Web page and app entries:
========================================================================

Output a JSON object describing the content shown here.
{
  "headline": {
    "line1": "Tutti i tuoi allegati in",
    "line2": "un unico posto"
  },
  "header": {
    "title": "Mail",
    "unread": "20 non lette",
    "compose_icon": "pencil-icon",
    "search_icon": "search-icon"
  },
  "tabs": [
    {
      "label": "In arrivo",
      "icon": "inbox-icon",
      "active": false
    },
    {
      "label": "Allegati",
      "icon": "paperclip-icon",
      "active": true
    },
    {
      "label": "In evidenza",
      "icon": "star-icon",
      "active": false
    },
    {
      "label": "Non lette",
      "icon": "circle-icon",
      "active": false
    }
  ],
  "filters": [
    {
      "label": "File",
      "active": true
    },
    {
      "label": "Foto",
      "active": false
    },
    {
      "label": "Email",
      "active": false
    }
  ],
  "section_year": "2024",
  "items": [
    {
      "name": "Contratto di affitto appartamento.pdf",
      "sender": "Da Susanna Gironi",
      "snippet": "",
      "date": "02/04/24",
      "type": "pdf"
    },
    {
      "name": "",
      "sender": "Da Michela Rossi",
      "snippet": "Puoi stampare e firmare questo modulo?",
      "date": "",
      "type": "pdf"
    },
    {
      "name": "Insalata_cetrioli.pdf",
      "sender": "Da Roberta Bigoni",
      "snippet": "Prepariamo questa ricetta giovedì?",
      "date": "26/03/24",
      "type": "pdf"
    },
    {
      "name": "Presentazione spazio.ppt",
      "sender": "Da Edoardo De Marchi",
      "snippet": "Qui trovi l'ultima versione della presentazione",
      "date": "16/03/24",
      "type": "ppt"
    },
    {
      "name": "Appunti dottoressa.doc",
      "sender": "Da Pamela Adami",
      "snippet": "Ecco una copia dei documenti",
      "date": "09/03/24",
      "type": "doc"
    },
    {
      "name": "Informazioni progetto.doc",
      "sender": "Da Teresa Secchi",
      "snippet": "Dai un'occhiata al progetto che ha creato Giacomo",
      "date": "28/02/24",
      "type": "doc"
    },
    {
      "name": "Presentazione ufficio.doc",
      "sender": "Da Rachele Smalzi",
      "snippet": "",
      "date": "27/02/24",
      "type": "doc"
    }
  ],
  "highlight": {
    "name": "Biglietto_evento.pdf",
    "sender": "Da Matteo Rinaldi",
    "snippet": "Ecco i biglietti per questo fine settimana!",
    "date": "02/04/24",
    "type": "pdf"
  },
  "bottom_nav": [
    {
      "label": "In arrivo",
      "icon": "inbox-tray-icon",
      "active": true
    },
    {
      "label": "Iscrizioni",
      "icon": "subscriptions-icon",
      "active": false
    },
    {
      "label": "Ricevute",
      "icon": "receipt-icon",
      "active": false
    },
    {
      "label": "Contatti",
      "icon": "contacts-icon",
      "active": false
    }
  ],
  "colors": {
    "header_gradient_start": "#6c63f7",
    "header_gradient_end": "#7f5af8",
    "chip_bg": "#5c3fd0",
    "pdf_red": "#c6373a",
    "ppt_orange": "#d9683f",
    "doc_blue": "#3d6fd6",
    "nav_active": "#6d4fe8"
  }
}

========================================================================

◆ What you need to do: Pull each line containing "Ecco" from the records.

◆ Exercise result:
      "snippet": "Ecco una copia dei documenti",
    "snippet": "Ecco i biglietti per questo fine settimana!",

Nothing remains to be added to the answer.